Thursday, August 5, 2010
Thursday Night in Boerum Hill: Opening Reception for "Non-Native New York" exhibition at de Castellane Gallery
After leaving Prospect Park, we took the Q train to Atlantic Avenue, where we usually go to walk around BAM to get the G train back to Williamsburg. But instead we walked west on Atlantic, on the block in Boerum Hill where in 1974 we worked as a delivery boy for Midtown Florist (it's still there!), to the de Castellane Gallery for the opening reception of a fantastic exhibition, Non-Native New York.
While Congress debates immigration reform (and we're running for the U.S. House in immigrant-hating Arizona in the August 24 Green Party primary), an influx of foreigners continue to make Brooklyn their home, adding new accents, flavors, and art to the neighborhood cultural landscape.
Non-Native New York is an art exhibition curated by Linn Edwards and Brian Bell, celebrating the cultural contributions of international artists living in Brooklyn.
This exhibition examines the artwork that results when an artist is uprooted by moving to a new country, leaving behind a social support system, cultural commonality, and first language.
Non-Native New York features the work of Mahtab Aslani, Jaclyn Conley, Francisco Correa-Cordero (who was a great student in Literature and Writing I and II at the School of Visual Arts), Emile H Dubuisson, Yuhi Hasegawa, Hai-Hsin Huang, Jee Hwang, Gautam Kansara, Maria Kondratiev, Olek, Lothar Osterburg, Jung Eun Park, Sarah Nicole Phillips, Minori Sanchiz-Fung, and Taganyahu Swao.
These artists embody almost every region on the globe, representing studio practices that are equally diverse.
The thread that unites the selected artwork is the constant presence of the artist’s hand in the work.
There is a common impulse to explore the social and urban environment, collective experiences and individual memories.
(You may be able to tell we're cutting and pasting above, something we tell Francisco and our other students not to do without giving credit; this comes from the publicity package from the exhibit, but we certainly are in agreement with everything it says.)
The diversity of the art on display was impressive to our (highly) untrained eye.
Many of the artists were there (we couldn't find Francisco but his photographs taken in Bushwick were striking),
as were lots of young people who all looked like they knew a lot more about visual art than we do.
We could tell by how articulate they were in discussing the work (everyone was a lot better-dressed than us, too).
This makes our return-to-see-when-you-have-more-time-list.
The de Castellane Gallery is a beautiful space and an easy commute from anywhere in New York or Long Island. The curators have put together a lot of material about the exhibit you can find online, such as this interview with Francisco Correa-Cordero and this video, which he told us by email was "embarrassing" but we don't think so.

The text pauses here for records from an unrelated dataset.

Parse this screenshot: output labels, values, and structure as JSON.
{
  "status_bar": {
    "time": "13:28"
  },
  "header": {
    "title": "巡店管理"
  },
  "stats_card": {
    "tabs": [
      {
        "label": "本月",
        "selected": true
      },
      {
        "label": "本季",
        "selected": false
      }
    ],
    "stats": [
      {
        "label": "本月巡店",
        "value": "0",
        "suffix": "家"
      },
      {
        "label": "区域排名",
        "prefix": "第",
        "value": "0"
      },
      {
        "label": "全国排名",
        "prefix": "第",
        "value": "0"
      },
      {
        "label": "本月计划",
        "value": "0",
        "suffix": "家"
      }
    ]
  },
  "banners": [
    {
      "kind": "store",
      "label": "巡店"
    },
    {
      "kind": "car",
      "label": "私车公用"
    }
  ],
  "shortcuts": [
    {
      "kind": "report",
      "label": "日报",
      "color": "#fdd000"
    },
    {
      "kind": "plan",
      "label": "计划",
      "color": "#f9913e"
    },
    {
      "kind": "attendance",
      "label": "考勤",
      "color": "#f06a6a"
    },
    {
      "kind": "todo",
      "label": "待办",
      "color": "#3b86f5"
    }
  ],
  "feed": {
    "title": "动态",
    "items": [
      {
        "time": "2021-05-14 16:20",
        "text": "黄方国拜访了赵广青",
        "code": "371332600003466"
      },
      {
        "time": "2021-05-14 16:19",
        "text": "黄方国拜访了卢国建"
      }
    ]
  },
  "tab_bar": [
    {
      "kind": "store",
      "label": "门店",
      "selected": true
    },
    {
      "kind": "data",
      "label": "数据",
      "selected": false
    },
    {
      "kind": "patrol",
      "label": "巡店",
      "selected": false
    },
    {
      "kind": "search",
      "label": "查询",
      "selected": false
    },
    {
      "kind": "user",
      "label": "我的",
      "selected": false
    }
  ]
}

There's more for the other great artists. Check out Non-Native New York. I'ts at the de Castellane Gallery only until August 22. We'll be back before then.